■ **Dataset content**:

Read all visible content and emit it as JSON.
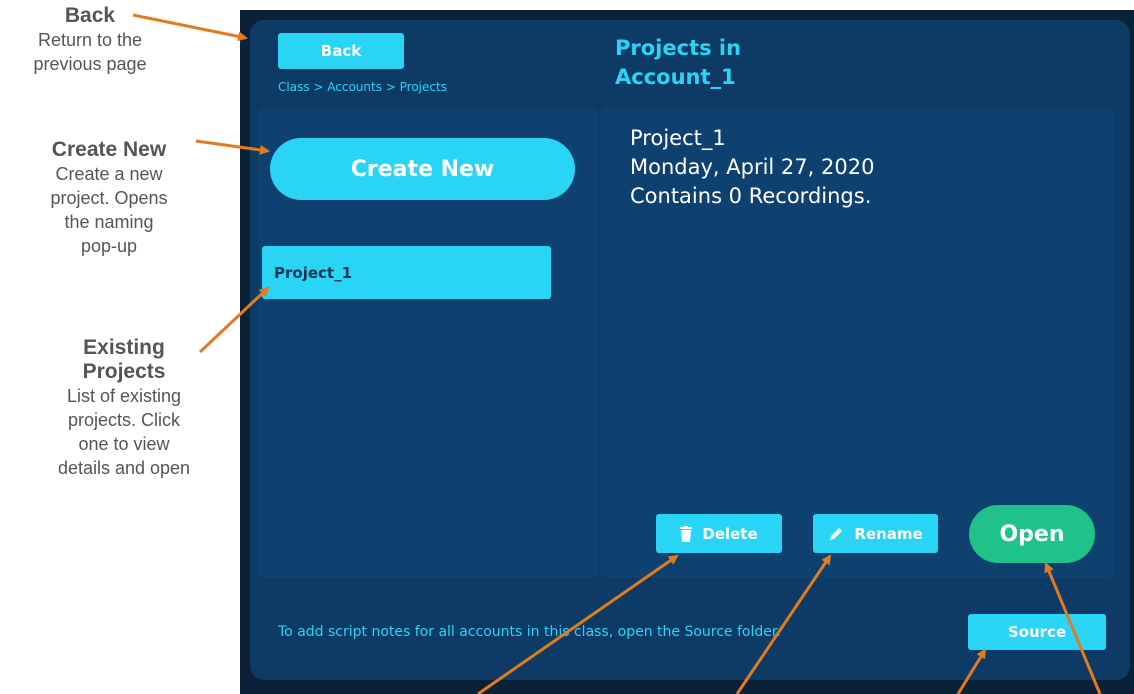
{
  "annotations": {
    "back": {
      "title": "Back",
      "line1": "Return to the",
      "line2": "previous page"
    },
    "create_new": {
      "title": "Create New",
      "line1": "Create a new",
      "line2": "project. Opens",
      "line3": "the naming",
      "line4": "pop-up"
    },
    "existing": {
      "title1": "Existing",
      "title2": "Projects",
      "line1": "List of existing",
      "line2": "projects. Click",
      "line3": "one to view",
      "line4": "details and open"
    }
  },
  "header": {
    "back_label": "Back",
    "breadcrumb": "Class  >  Accounts  >  Projects",
    "title_line1": "Projects in",
    "title_line2": "Account_1"
  },
  "sidebar": {
    "create_label": "Create New",
    "projects": [
      {
        "label": "Project_1"
      }
    ]
  },
  "details": {
    "name": "Project_1",
    "date": "Monday, April 27, 2020",
    "contents": "Contains 0 Recordings."
  },
  "actions": {
    "delete_label": "Delete",
    "rename_label": "Rename",
    "open_label": "Open"
  },
  "footer": {
    "text": "To add script notes for all accounts in this class, open the Source folder.",
    "source_label": "Source"
  },
  "colors": {
    "accent": "#2ad4f5",
    "panel": "#0e3a66",
    "open": "#1ec28a",
    "arrow": "#e07b22"
  }
}
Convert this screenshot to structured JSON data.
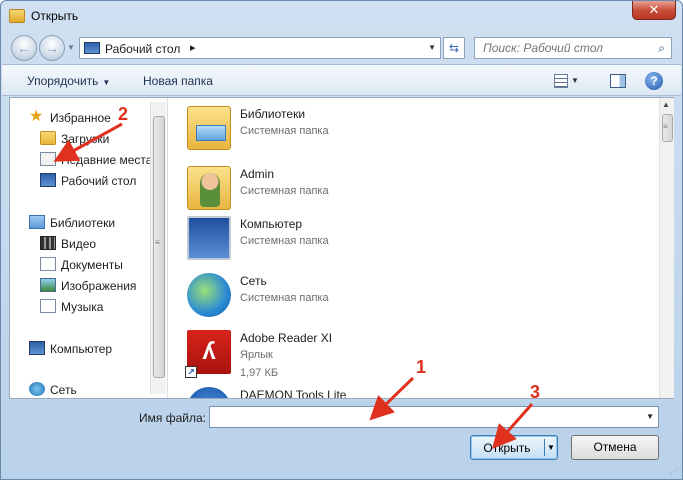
{
  "window": {
    "title": "Открыть",
    "close_label": "✕"
  },
  "address_bar": {
    "path": "Рабочий стол",
    "path_arrow": "▸",
    "search_placeholder": "Поиск: Рабочий стол"
  },
  "toolbar": {
    "organize_label": "Упорядочить",
    "new_folder_label": "Новая папка",
    "help_label": "?"
  },
  "nav_pane": {
    "items": [
      {
        "label": "Избранное",
        "icon": "star-icon"
      },
      {
        "label": "Загрузки",
        "icon": "downloads-folder-icon"
      },
      {
        "label": "Недавние места",
        "icon": "recent-places-icon"
      },
      {
        "label": "Рабочий стол",
        "icon": "desktop-icon"
      },
      {
        "label": "Библиотеки",
        "icon": "libraries-icon"
      },
      {
        "label": "Видео",
        "icon": "video-icon"
      },
      {
        "label": "Документы",
        "icon": "documents-icon"
      },
      {
        "label": "Изображения",
        "icon": "pictures-icon"
      },
      {
        "label": "Музыка",
        "icon": "music-icon"
      },
      {
        "label": "Компьютер",
        "icon": "computer-icon"
      },
      {
        "label": "Сеть",
        "icon": "network-icon"
      }
    ]
  },
  "files": [
    {
      "name": "Библиотеки",
      "type": "Системная папка",
      "icon": "libraries-folder-icon"
    },
    {
      "name": "Admin",
      "type": "Системная папка",
      "icon": "user-folder-icon"
    },
    {
      "name": "Компьютер",
      "type": "Системная папка",
      "icon": "computer-icon"
    },
    {
      "name": "Сеть",
      "type": "Системная папка",
      "icon": "network-icon"
    },
    {
      "name": "Adobe Reader XI",
      "type": "Ярлык",
      "size": "1,97 КБ",
      "icon": "pdf-shortcut-icon"
    },
    {
      "name": "DAEMON Tools Lite",
      "type": "",
      "icon": "daemon-tools-icon"
    }
  ],
  "bottom": {
    "filename_label": "Имя файла:",
    "filename_value": "",
    "open_label": "Открыть",
    "cancel_label": "Отмена"
  },
  "annotations": {
    "one": "1",
    "two": "2",
    "three": "3",
    "color": "#e0301e"
  }
}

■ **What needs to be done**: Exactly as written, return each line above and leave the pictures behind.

■ **Answer below**:
Read all visible content and emit it as JSON.
{
  "annotations": {
    "back": {
      "title": "Back",
      "line1": "Return to the",
      "line2": "previous page"
    },
    "create_new": {
      "title": "Create New",
      "line1": "Create a new",
      "line2": "project. Opens",
      "line3": "the naming",
      "line4": "pop-up"
    },
    "existing": {
      "title1": "Existing",
      "title2": "Projects",
      "line1": "List of existing",
      "line2": "projects. Click",
      "line3": "one to view",
      "line4": "details and open"
    }
  },
  "header": {
    "back_label": "Back",
    "breadcrumb": "Class  >  Accounts  >  Projects",
    "title_line1": "Projects in",
    "title_line2": "Account_1"
  },
  "sidebar": {
    "create_label": "Create New",
    "projects": [
      {
        "label": "Project_1"
      }
    ]
  },
  "details": {
    "name": "Project_1",
    "date": "Monday, April 27, 2020",
    "contents": "Contains 0 Recordings."
  },
  "actions": {
    "delete_label": "Delete",
    "rename_label": "Rename",
    "open_label": "Open"
  },
  "footer": {
    "text": "To add script notes for all accounts in this class, open the Source folder.",
    "source_label": "Source"
  },
  "colors": {
    "accent": "#2ad4f5",
    "panel": "#0e3a66",
    "open": "#1ec28a",
    "arrow": "#e07b22"
  }
}
Convert this screenshot to structured JSON data.
{
  "window": {
    "title": "Открыть",
    "close_label": "✕"
  },
  "address_bar": {
    "path": "Рабочий стол",
    "path_arrow": "▸",
    "search_placeholder": "Поиск: Рабочий стол"
  },
  "toolbar": {
    "organize_label": "Упорядочить",
    "new_folder_label": "Новая папка",
    "help_label": "?"
  },
  "nav_pane": {
    "items": [
      {
        "label": "Избранное",
        "icon": "star-icon"
      },
      {
        "label": "Загрузки",
        "icon": "downloads-folder-icon"
      },
      {
        "label": "Недавние места",
        "icon": "recent-places-icon"
      },
      {
        "label": "Рабочий стол",
        "icon": "desktop-icon"
      },
      {
        "label": "Библиотеки",
        "icon": "libraries-icon"
      },
      {
        "label": "Видео",
        "icon": "video-icon"
      },
      {
        "label": "Документы",
        "icon": "documents-icon"
      },
      {
        "label": "Изображения",
        "icon": "pictures-icon"
      },
      {
        "label": "Музыка",
        "icon": "music-icon"
      },
      {
        "label": "Компьютер",
        "icon": "computer-icon"
      },
      {
        "label": "Сеть",
        "icon": "network-icon"
      }
    ]
  },
  "files": [
    {
      "name": "Библиотеки",
      "type": "Системная папка",
      "icon": "libraries-folder-icon"
    },
    {
      "name": "Admin",
      "type": "Системная папка",
      "icon": "user-folder-icon"
    },
    {
      "name": "Компьютер",
      "type": "Системная папка",
      "icon": "computer-icon"
    },
    {
      "name": "Сеть",
      "type": "Системная папка",
      "icon": "network-icon"
    },
    {
      "name": "Adobe Reader XI",
      "type": "Ярлык",
      "size": "1,97 КБ",
      "icon": "pdf-shortcut-icon"
    },
    {
      "name": "DAEMON Tools Lite",
      "type": "",
      "icon": "daemon-tools-icon"
    }
  ],
  "bottom": {
    "filename_label": "Имя файла:",
    "filename_value": "",
    "open_label": "Открыть",
    "cancel_label": "Отмена"
  },
  "annotations": {
    "one": "1",
    "two": "2",
    "three": "3",
    "color": "#e0301e"
  }
}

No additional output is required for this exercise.